=== SUPPLIED INFORMATION ===
========================================

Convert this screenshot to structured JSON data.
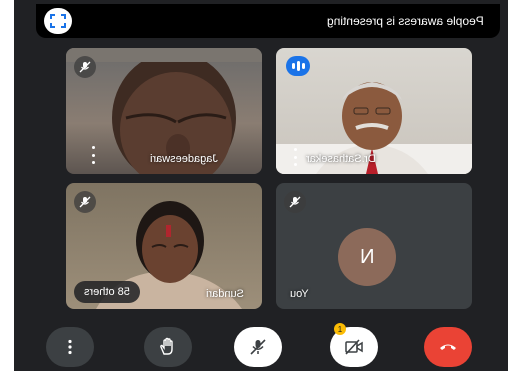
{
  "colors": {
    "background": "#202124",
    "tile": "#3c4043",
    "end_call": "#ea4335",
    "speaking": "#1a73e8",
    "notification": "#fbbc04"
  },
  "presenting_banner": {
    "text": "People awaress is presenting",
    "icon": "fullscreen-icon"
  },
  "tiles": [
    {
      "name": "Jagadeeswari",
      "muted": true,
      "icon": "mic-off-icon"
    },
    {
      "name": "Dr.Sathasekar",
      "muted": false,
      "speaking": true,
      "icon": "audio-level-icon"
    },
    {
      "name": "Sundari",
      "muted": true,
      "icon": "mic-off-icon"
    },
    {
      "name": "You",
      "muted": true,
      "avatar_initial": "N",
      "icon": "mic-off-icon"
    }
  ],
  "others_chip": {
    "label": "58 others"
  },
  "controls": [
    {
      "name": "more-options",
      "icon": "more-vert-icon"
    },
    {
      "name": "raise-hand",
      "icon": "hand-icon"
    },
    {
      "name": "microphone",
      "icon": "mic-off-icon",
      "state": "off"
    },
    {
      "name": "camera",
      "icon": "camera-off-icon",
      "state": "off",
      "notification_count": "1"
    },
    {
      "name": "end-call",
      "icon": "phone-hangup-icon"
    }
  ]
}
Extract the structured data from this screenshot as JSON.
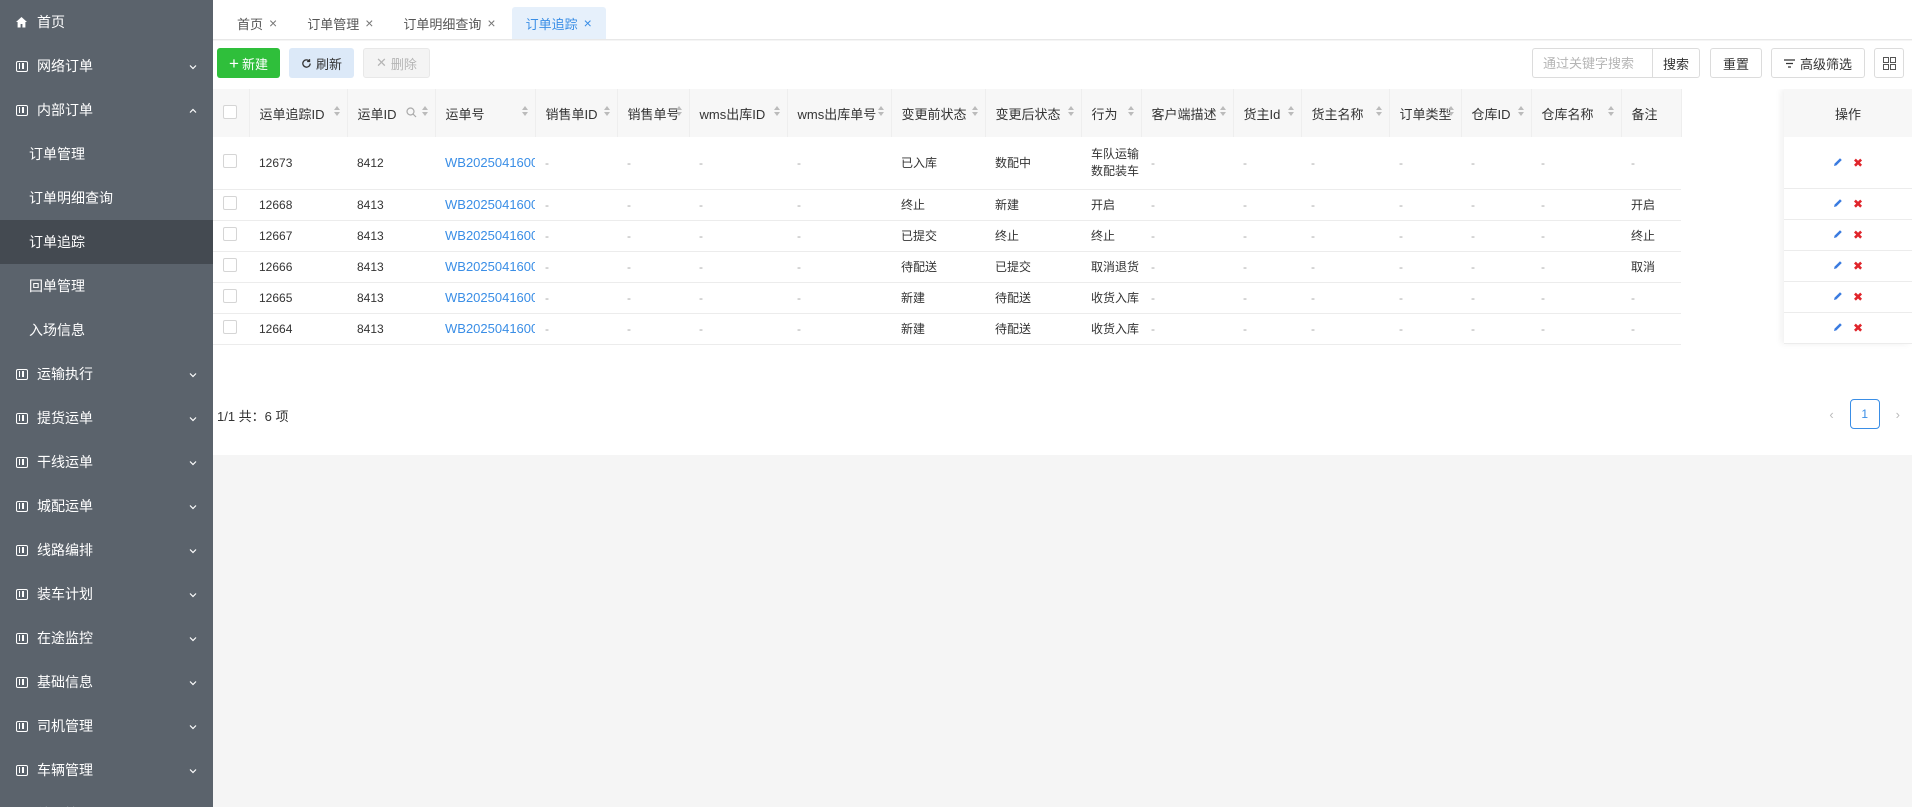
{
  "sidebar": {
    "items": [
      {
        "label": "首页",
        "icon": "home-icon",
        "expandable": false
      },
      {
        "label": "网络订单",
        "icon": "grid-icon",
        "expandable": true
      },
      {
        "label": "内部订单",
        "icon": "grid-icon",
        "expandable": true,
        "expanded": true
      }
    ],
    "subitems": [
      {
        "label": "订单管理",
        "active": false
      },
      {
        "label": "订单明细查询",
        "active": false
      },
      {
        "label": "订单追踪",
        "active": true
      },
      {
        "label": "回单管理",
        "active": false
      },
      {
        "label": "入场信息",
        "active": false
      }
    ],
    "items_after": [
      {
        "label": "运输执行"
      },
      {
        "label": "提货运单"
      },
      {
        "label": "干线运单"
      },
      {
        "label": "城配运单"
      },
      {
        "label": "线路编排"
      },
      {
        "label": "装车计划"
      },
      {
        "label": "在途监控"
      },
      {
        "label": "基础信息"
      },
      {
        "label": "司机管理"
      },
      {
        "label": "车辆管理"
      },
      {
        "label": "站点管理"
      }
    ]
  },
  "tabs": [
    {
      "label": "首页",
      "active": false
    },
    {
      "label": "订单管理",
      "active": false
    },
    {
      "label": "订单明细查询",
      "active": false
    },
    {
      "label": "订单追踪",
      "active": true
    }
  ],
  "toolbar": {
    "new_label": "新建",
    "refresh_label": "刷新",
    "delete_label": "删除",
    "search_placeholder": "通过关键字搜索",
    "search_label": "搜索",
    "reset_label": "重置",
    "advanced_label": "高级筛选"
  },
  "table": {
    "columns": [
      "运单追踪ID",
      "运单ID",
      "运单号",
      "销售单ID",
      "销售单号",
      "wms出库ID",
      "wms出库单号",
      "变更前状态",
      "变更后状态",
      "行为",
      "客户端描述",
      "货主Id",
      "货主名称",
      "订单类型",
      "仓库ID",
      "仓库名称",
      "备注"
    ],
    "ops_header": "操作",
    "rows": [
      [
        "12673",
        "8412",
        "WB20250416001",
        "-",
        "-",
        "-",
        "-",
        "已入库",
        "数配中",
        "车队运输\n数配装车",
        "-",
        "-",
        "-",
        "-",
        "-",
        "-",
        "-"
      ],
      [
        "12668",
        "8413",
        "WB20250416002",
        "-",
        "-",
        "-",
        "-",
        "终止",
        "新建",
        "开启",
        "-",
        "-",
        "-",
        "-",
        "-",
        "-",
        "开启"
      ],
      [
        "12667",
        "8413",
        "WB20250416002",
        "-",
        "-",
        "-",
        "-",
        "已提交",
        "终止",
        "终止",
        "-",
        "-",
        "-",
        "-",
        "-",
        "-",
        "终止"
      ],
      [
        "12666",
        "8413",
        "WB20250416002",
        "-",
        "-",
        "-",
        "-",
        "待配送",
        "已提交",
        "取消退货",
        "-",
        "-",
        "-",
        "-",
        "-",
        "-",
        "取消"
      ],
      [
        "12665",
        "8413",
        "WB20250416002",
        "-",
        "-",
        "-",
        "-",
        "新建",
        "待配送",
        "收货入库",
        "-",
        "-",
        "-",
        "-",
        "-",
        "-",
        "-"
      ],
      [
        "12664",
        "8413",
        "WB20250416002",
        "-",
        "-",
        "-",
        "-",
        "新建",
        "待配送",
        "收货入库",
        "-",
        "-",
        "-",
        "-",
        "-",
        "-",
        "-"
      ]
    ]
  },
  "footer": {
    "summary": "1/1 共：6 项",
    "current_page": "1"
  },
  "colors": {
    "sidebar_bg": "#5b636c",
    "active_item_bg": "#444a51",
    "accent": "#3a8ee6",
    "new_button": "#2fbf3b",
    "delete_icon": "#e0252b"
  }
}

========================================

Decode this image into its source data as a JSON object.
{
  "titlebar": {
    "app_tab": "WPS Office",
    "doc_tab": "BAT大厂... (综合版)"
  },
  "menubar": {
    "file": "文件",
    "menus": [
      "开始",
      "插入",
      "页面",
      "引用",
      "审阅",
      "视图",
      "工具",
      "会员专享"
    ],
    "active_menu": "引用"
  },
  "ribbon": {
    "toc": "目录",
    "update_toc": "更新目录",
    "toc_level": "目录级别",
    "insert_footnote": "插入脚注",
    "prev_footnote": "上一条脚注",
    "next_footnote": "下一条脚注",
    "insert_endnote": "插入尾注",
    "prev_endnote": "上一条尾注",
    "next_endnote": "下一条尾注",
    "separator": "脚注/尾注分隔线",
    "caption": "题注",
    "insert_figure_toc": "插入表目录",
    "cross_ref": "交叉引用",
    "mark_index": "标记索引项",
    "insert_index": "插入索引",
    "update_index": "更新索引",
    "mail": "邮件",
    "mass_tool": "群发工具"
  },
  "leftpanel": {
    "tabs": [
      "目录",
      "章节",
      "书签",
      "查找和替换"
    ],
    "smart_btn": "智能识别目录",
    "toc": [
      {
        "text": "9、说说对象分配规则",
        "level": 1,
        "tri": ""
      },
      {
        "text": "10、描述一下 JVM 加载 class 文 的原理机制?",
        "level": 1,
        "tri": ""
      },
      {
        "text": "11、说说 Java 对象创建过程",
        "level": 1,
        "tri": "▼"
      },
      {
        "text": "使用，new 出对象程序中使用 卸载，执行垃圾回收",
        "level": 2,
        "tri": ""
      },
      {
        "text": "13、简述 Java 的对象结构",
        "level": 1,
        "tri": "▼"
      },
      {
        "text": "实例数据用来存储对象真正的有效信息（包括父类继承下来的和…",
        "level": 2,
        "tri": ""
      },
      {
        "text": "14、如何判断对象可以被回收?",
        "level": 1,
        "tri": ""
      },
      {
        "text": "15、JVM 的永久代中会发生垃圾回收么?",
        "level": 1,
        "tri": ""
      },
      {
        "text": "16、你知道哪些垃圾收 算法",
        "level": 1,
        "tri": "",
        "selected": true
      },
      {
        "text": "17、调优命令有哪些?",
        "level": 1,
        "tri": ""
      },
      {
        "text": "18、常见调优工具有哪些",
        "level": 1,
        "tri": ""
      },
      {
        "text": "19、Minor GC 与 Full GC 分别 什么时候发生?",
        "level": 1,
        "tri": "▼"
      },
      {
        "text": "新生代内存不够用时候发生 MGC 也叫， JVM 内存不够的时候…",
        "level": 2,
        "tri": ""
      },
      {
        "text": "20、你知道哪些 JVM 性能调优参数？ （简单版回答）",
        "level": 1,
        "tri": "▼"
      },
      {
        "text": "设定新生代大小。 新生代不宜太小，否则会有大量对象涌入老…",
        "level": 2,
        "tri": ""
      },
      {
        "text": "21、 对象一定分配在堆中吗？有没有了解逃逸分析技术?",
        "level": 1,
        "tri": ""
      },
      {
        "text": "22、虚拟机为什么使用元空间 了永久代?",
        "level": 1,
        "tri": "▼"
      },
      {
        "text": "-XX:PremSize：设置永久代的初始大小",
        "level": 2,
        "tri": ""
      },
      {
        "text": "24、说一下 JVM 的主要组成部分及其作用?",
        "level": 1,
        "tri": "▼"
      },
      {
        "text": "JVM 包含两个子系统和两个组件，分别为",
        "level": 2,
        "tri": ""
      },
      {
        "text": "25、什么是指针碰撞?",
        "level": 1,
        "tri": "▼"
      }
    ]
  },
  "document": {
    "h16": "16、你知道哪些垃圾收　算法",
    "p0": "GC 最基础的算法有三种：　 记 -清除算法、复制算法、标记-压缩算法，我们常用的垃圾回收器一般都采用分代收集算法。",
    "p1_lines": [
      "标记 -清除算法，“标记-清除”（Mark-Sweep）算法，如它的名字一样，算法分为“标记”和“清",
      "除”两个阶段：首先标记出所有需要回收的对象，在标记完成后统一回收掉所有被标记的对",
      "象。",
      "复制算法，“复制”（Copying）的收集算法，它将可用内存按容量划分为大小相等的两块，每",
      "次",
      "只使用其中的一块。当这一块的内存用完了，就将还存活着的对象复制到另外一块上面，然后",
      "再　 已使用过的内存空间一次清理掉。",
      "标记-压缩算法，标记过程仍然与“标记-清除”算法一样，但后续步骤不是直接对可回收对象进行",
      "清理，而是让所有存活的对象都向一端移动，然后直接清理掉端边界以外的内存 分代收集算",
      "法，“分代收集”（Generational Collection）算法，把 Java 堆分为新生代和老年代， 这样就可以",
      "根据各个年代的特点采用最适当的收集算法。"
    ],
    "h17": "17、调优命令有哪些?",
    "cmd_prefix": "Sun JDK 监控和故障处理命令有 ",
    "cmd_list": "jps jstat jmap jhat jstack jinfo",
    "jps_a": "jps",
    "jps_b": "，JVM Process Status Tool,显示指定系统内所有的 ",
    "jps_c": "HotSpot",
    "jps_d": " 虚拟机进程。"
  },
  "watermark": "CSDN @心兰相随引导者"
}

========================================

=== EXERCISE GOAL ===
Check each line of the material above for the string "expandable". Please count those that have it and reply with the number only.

=== COMPLETED TASK ===
3